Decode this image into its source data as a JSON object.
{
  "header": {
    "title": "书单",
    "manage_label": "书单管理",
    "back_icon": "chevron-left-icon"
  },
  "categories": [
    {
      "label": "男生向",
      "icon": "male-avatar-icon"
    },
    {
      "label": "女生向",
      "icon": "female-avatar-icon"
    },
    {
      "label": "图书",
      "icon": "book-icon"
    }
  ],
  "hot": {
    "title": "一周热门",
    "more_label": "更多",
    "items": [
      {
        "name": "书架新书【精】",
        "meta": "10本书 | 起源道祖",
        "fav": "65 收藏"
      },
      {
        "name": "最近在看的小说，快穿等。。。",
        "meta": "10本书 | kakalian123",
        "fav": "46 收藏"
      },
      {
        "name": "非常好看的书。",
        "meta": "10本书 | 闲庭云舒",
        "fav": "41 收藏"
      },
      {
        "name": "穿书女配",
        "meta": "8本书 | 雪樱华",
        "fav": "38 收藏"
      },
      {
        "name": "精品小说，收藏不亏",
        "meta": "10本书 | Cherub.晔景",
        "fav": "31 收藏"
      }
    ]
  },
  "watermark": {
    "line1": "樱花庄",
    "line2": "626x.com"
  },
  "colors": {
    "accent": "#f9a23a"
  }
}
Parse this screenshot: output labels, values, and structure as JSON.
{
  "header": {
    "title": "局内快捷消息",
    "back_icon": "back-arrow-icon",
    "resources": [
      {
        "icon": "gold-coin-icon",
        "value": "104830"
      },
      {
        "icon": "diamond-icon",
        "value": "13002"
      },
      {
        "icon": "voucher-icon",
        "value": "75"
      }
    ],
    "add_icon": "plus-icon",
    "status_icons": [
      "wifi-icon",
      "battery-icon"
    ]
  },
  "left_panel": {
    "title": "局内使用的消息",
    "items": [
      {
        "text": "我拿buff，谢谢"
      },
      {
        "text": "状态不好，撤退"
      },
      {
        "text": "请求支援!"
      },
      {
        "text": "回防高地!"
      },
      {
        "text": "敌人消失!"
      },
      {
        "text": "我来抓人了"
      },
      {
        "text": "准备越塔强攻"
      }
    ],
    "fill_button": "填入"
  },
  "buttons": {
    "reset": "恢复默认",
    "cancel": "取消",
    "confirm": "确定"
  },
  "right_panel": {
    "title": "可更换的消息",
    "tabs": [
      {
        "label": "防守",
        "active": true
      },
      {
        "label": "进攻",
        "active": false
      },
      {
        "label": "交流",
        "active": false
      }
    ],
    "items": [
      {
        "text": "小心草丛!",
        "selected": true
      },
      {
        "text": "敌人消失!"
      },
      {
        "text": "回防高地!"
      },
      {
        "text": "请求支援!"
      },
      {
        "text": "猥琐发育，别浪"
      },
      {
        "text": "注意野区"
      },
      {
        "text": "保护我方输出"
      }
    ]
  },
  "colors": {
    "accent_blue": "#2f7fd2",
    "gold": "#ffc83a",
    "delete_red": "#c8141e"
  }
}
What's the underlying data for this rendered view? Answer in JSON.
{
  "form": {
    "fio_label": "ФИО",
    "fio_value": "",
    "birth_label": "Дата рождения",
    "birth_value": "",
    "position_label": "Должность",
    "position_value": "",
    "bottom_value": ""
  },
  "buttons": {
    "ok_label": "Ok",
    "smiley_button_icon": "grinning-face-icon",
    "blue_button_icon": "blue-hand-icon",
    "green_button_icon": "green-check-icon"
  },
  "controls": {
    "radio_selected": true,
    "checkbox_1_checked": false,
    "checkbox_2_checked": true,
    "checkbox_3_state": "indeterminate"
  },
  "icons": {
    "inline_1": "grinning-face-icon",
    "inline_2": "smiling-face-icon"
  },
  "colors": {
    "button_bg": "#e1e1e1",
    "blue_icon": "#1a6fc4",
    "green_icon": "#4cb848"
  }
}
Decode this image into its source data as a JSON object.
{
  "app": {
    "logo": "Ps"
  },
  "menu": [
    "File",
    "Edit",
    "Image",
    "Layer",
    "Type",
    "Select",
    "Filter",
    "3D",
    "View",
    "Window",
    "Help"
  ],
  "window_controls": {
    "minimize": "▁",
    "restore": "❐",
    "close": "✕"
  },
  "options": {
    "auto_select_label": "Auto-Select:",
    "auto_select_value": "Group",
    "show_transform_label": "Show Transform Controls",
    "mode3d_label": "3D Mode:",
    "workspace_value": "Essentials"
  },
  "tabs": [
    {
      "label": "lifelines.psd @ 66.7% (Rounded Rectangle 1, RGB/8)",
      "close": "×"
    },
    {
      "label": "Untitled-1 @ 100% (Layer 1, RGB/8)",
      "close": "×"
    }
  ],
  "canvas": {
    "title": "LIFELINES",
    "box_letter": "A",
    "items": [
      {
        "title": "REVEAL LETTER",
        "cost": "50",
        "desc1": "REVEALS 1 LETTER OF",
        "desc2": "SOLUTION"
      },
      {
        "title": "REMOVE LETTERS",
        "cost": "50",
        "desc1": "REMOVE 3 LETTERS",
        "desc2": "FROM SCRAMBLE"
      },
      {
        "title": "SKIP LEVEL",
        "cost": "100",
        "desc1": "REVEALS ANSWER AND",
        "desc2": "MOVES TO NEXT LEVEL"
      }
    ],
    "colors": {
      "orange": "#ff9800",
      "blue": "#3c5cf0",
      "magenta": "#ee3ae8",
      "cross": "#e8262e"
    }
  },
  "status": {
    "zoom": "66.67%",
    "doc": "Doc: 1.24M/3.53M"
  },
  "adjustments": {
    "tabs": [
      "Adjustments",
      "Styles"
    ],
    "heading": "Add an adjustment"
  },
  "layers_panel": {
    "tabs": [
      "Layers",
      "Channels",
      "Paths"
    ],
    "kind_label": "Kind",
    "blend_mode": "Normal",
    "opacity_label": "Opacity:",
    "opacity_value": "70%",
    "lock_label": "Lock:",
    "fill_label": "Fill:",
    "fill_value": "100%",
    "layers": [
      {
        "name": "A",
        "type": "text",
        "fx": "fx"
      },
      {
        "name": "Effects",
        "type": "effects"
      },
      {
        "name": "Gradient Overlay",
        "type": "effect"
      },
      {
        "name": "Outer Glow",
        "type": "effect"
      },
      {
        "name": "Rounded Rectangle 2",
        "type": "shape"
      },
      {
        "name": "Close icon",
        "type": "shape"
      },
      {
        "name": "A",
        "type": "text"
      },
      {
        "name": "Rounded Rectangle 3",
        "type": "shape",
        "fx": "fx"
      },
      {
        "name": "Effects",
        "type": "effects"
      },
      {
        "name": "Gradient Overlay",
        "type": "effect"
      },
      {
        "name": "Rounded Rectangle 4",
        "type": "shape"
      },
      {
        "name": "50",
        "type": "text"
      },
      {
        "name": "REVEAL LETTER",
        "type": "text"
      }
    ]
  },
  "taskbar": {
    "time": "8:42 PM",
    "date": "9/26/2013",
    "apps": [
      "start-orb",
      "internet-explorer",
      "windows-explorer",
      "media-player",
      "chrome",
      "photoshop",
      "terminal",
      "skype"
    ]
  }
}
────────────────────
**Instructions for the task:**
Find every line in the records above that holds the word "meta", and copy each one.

**Exercise result:**
        "meta": "10本书 | 起源道祖",
        "meta": "10本书 | kakalian123",
        "meta": "10本书 | 闲庭云舒",
        "meta": "8本书 | 雪樱华",
        "meta": "10本书 | Cherub.晔景",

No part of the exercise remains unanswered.